Neither the U.S. State Department nor the Central Intelligence Agency would comment on the report.

The paper quotes a source who says the U.S., fearing that the Russian intelligence agency would pull its agents from the U.S., rounded them up and arrested them.

In July, 10 Russian agents were handed over by the United States in exchange for four Russian prisoners.

The article in Kommersant says Shcherbakov, who was identified only by last name, headed up the branch of the Foreign Intelligence Service that oversees agents working abroad undercover but without diplomatic credentials.

"We know who he is and where he is. He betrayed either for the money or he was caught for something. And there's no doubt that there is a Mercader has been sent for him," an unidentified source was quoted as telling Kommersant. Mercader was an assassin sent by Stalin to Mexico to kill Leon Trotsky in 1940.

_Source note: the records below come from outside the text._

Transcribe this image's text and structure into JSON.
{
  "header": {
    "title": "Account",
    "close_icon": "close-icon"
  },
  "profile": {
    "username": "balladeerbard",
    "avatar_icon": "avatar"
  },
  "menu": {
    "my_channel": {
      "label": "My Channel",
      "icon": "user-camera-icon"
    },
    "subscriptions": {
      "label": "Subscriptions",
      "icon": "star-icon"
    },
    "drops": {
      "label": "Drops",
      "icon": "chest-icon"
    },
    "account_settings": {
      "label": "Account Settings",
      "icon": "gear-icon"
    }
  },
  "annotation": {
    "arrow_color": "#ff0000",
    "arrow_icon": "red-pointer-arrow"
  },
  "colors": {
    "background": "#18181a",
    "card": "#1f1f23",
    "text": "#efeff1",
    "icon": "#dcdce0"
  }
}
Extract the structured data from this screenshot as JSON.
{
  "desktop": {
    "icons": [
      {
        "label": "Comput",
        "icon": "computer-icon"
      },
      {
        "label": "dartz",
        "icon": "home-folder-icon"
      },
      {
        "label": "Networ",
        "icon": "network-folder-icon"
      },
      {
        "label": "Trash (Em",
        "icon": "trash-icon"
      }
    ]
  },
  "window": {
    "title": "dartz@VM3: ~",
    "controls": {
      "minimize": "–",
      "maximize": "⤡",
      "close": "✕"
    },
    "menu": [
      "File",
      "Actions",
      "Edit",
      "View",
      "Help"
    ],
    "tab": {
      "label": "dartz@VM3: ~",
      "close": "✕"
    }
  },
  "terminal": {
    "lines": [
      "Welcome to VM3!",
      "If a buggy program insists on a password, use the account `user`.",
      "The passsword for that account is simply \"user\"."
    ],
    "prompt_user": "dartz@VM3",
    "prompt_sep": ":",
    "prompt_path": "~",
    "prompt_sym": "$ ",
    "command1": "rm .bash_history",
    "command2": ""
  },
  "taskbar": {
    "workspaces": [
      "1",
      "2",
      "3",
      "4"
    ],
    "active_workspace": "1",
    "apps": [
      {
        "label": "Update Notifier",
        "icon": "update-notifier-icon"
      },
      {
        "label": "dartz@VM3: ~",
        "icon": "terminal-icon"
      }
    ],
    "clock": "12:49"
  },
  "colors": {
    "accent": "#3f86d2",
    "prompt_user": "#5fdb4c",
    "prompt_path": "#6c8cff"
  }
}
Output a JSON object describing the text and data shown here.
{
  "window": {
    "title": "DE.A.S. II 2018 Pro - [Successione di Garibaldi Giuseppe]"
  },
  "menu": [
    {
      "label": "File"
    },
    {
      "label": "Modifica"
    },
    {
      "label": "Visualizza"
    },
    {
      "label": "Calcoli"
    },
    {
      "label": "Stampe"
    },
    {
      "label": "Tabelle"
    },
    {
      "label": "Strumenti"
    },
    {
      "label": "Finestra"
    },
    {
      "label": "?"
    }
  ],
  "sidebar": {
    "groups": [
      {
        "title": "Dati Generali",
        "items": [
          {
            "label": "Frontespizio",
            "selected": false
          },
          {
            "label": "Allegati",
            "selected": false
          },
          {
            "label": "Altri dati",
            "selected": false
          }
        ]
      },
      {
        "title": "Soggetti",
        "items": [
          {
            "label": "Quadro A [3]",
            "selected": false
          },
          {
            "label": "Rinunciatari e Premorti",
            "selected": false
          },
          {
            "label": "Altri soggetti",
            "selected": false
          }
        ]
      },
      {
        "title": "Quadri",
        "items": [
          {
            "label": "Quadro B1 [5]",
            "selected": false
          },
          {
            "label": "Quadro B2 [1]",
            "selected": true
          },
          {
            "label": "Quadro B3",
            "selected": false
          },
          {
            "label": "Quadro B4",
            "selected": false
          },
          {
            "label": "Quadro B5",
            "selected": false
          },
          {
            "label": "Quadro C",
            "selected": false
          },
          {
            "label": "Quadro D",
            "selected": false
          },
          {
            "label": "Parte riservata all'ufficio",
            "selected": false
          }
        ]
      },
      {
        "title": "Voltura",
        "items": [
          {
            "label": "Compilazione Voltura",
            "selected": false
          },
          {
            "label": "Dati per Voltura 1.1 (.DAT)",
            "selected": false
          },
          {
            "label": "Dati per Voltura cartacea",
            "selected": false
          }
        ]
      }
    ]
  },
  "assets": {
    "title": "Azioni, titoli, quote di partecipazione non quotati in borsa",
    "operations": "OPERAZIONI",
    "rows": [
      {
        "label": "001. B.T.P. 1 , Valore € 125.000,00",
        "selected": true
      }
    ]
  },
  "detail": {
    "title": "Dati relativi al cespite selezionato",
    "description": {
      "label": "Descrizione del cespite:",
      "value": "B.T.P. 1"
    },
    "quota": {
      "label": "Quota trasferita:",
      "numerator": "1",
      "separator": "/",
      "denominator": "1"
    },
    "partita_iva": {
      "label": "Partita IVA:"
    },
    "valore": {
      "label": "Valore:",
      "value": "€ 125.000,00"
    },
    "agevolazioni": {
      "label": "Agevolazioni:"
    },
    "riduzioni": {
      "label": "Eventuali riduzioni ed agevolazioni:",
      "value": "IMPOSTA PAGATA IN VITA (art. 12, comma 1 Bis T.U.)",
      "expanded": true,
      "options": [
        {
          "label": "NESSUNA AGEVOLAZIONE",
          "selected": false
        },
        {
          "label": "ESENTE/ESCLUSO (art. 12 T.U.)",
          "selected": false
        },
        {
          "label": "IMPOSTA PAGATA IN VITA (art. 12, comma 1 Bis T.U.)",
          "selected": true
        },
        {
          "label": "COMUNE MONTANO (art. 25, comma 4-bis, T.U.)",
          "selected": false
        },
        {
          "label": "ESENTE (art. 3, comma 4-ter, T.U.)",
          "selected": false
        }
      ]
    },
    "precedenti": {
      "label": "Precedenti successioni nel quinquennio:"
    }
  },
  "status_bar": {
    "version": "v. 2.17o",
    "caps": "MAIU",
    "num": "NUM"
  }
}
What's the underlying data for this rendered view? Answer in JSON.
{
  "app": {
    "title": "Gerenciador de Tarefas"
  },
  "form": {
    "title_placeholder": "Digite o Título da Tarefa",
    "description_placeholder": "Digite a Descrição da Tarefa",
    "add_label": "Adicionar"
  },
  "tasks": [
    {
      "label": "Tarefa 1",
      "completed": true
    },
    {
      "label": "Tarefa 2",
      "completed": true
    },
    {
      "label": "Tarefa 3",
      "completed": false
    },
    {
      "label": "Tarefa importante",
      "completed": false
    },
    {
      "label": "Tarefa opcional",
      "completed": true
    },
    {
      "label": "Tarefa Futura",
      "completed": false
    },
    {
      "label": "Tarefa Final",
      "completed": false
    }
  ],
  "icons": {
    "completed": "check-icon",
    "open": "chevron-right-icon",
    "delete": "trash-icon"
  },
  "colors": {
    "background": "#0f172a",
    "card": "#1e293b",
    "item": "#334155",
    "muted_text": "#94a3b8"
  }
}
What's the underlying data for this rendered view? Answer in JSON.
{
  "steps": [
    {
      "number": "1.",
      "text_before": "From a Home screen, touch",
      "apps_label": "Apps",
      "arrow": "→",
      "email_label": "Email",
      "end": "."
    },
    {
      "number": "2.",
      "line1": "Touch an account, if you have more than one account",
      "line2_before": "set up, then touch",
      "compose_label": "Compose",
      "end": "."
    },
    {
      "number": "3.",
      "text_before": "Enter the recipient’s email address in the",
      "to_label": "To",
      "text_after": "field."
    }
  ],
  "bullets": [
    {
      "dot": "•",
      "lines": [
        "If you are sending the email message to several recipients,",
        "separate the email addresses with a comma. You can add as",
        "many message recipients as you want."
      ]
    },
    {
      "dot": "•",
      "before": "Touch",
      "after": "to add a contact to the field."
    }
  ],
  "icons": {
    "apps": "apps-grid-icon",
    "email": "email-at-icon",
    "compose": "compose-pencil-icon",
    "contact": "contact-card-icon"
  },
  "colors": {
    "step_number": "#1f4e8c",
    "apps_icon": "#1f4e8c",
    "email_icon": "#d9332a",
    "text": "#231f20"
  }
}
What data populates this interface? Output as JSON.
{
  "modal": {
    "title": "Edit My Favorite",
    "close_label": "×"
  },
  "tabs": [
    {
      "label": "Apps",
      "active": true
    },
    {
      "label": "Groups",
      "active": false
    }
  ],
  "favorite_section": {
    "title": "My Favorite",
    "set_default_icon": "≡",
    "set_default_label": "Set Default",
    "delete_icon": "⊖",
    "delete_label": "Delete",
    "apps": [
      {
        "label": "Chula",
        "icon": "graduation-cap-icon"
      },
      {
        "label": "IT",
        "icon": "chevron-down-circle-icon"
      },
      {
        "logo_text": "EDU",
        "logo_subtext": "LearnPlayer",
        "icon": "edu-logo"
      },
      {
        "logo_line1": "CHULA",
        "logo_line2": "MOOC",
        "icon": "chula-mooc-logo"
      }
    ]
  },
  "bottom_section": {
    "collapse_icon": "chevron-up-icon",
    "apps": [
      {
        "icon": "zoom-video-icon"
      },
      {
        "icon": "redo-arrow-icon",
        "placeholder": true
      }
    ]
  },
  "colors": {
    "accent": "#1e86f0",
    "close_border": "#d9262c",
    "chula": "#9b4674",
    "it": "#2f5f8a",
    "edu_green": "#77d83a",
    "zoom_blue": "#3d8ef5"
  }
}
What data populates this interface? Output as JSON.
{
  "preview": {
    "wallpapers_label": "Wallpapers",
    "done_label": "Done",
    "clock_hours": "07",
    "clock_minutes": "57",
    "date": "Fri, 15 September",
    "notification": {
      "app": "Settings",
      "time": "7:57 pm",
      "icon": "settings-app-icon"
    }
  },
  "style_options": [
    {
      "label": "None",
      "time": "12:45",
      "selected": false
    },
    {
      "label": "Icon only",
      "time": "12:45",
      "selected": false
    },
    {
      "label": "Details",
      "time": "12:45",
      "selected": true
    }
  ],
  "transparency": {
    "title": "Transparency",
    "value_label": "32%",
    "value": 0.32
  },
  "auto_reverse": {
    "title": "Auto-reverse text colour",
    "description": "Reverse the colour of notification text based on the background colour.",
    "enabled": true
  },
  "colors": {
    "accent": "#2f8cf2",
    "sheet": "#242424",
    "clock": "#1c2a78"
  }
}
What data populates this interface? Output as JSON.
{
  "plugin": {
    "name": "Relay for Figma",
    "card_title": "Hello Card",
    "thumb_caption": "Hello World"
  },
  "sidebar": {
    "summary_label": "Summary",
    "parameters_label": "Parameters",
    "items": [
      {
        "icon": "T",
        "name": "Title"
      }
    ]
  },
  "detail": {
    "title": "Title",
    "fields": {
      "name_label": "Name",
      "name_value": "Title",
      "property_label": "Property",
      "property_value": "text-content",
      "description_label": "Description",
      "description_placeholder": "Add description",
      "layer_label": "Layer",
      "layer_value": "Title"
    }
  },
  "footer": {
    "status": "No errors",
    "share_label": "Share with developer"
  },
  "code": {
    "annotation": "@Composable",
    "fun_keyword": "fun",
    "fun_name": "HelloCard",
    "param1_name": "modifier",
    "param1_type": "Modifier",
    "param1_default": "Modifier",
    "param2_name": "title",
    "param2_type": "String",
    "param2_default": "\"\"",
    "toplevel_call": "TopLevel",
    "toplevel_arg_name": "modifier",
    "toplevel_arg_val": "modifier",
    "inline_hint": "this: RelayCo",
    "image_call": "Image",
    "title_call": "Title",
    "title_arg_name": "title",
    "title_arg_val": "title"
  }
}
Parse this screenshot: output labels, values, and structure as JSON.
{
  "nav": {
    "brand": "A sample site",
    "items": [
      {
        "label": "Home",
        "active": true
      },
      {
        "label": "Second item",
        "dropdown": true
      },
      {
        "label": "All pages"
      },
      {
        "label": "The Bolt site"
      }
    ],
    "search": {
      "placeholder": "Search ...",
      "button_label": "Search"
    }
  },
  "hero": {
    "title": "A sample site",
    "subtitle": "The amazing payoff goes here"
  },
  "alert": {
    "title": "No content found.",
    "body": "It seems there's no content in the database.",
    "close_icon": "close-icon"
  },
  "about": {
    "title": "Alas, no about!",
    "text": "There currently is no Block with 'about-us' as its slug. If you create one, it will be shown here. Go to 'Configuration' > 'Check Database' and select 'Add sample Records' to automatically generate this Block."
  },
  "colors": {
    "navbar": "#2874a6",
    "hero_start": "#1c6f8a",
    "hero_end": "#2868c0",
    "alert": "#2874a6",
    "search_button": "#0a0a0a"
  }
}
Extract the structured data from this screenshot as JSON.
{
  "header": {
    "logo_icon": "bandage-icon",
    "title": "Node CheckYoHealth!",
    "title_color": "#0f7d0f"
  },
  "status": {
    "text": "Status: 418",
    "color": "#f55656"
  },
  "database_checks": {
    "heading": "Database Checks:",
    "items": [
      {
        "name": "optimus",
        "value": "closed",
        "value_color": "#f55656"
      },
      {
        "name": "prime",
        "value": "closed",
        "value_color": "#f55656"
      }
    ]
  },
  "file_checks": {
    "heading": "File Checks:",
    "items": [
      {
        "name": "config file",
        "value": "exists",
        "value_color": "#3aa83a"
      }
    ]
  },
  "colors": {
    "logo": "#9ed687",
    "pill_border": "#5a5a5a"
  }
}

"He doesn't have an enviable fate," the source tells the paper. "He will drag this with him for the rest of his life and every day he will fear vindication."

The paper says that Shcherbakov was present in the facility in the U.S. where one of the spies arrested this summer was held. It claims he also took the files on one of those spies with him to the United States.

The colonel's son also fled Russia for the United States not long before the spies were arrested, according to the paper.

CNN's Arkady Irshenko, Jill Dougherty and Anastasia Anashkina contributed to this report.